Prompt:
Go through the material and copy each line in which the word "content" shows up.

┄┄┄┄┄┄┄┄┄┄

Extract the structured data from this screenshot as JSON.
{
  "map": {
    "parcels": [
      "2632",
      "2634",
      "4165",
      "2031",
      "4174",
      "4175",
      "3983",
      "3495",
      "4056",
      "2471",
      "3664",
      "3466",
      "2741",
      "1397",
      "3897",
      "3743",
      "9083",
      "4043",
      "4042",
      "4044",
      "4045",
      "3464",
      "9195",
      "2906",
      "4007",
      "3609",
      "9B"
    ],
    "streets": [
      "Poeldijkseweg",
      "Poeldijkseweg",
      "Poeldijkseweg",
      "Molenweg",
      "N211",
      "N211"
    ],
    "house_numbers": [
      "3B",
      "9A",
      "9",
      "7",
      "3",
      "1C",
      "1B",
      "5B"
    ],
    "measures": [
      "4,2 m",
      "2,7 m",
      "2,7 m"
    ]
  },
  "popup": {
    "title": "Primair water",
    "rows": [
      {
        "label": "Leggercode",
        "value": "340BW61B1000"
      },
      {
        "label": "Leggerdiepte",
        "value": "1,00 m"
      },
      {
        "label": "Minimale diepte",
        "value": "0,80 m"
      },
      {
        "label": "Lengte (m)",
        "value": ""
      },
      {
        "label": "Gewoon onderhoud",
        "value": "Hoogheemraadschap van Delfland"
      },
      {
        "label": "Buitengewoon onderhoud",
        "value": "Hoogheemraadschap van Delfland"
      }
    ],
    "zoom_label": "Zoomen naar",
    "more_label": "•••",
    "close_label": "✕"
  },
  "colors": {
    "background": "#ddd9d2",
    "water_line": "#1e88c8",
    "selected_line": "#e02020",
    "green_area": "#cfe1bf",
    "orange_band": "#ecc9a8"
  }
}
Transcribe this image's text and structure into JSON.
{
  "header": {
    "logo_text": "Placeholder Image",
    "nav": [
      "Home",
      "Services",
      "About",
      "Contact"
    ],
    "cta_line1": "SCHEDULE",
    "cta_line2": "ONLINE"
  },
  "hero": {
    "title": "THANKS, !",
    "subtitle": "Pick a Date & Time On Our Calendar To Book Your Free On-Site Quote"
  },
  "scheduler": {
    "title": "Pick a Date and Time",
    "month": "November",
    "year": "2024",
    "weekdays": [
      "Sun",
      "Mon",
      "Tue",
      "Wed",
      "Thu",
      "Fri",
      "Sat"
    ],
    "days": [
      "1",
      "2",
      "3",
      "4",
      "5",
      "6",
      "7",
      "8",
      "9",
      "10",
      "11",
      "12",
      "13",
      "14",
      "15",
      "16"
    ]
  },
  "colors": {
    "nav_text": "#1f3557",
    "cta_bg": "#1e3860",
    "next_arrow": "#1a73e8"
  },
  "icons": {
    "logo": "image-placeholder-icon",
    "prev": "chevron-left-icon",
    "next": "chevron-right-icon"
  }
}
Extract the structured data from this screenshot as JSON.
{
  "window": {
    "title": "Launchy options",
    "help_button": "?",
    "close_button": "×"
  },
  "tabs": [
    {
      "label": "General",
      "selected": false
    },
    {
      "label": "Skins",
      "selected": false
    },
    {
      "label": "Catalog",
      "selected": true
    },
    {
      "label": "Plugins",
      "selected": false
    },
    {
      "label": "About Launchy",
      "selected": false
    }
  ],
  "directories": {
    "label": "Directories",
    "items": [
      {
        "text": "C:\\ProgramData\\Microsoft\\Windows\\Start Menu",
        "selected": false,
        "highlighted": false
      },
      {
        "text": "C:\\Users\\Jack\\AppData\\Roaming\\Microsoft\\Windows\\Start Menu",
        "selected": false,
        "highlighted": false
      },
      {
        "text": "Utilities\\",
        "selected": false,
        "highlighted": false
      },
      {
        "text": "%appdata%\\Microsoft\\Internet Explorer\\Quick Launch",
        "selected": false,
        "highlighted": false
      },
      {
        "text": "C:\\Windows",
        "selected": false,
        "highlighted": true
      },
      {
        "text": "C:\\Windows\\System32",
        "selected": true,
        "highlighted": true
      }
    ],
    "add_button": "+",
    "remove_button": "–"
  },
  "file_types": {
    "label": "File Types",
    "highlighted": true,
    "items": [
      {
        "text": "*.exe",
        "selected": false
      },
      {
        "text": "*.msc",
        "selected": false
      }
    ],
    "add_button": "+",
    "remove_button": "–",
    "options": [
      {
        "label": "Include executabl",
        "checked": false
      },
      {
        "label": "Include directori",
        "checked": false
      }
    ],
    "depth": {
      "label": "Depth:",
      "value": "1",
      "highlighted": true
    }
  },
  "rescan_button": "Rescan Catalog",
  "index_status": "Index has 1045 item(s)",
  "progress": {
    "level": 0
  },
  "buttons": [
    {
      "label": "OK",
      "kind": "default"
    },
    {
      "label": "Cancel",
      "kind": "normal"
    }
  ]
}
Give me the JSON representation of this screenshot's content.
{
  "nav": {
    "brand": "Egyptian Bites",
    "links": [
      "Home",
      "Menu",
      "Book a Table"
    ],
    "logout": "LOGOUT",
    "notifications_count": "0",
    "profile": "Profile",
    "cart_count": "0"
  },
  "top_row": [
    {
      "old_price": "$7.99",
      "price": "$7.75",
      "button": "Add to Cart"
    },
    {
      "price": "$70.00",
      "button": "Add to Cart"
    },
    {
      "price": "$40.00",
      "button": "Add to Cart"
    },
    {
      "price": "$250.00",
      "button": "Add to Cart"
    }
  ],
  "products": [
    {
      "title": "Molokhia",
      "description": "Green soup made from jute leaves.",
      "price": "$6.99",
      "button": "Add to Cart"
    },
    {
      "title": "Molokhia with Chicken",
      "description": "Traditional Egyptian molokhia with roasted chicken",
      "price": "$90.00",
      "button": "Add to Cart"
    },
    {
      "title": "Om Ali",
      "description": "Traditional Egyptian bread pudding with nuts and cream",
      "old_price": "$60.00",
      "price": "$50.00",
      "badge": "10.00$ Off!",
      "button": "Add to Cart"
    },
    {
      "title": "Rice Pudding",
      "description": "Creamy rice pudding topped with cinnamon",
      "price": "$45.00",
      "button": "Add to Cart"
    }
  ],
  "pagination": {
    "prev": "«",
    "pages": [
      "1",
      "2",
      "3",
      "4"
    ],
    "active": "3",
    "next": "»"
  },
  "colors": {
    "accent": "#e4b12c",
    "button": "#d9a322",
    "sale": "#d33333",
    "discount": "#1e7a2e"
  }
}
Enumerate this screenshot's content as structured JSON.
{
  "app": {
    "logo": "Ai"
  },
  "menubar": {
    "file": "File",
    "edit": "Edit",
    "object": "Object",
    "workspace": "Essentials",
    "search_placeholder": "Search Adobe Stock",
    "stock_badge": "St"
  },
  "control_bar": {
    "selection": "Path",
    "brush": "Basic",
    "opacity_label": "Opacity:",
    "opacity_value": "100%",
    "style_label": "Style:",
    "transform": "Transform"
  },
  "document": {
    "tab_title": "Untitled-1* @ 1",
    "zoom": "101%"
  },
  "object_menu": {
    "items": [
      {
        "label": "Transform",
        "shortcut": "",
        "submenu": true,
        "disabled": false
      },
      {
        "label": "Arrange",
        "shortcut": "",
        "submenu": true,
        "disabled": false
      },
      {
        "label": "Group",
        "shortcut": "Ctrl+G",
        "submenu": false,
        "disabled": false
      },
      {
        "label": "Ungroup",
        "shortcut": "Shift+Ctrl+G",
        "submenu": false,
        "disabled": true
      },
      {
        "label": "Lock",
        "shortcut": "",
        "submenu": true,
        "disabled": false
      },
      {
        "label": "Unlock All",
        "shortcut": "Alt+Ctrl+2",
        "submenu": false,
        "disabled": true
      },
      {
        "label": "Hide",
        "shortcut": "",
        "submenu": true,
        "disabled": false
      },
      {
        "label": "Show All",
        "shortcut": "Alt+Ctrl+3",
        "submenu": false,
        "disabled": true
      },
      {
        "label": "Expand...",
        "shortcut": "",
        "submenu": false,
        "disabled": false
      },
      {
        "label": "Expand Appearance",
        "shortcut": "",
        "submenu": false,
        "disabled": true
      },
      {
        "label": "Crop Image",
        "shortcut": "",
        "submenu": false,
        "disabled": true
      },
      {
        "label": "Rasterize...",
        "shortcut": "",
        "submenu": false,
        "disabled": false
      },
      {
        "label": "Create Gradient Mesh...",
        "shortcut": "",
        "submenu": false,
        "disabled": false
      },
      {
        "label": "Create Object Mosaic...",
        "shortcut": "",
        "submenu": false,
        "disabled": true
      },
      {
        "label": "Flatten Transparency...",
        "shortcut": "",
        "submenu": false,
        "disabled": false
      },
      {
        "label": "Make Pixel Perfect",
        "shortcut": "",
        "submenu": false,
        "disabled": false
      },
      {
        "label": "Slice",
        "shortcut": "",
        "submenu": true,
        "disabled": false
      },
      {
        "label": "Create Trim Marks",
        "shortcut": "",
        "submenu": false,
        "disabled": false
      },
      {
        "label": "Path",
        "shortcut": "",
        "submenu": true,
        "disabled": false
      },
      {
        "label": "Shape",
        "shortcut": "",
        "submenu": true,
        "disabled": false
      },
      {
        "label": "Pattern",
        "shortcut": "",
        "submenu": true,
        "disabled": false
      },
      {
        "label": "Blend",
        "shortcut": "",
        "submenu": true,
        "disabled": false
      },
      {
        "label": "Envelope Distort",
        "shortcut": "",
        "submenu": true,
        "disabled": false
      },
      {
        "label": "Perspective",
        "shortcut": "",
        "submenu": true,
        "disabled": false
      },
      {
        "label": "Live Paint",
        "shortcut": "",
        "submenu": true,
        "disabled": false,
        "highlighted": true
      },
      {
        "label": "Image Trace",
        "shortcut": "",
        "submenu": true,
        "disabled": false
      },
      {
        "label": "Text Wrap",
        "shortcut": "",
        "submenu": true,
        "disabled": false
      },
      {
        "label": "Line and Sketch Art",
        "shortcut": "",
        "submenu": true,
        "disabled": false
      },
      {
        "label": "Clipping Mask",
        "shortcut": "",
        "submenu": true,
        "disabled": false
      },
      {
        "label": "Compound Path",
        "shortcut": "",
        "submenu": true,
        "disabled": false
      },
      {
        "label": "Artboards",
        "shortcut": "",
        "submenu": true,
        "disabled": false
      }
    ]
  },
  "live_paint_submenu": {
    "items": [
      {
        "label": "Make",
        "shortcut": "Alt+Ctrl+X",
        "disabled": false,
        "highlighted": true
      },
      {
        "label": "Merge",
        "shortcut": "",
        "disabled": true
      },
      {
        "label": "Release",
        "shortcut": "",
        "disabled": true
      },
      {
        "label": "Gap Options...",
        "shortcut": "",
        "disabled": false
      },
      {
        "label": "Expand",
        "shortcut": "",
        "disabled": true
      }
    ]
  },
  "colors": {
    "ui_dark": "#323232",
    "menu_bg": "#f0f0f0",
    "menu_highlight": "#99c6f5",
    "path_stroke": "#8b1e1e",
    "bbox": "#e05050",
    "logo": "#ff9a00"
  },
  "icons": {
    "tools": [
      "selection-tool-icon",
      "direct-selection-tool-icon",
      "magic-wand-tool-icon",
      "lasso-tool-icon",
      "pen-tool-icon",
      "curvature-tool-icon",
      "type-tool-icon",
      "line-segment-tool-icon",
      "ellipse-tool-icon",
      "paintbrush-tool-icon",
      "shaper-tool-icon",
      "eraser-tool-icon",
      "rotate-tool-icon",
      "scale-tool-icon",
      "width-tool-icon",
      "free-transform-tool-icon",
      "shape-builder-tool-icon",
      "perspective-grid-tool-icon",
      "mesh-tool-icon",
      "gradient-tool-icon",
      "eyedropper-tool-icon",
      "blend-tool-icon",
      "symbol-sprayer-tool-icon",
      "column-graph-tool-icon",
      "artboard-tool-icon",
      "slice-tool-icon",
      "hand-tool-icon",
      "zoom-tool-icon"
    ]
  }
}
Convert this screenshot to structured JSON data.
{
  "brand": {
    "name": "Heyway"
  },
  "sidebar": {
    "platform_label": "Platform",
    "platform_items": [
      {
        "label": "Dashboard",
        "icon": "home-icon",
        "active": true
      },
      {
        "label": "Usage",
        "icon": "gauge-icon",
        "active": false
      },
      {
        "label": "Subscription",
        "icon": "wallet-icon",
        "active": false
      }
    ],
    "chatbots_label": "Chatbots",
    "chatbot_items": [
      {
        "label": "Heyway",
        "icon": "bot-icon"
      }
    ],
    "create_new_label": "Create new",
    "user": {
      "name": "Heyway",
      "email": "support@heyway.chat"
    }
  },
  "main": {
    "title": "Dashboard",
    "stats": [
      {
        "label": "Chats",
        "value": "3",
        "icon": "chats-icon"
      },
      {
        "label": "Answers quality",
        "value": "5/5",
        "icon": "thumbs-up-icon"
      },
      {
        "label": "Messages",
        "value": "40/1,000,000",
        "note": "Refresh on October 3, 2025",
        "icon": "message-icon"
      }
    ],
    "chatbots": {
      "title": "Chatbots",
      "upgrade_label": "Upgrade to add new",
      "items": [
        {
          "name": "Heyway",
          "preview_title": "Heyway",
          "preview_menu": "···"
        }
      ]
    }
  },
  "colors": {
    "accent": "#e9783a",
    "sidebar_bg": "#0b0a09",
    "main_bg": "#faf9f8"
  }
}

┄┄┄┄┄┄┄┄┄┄

Answer space:
Give me the JSON representation of this screenshot's content.
Enumerate this screenshot's content as structured JSON.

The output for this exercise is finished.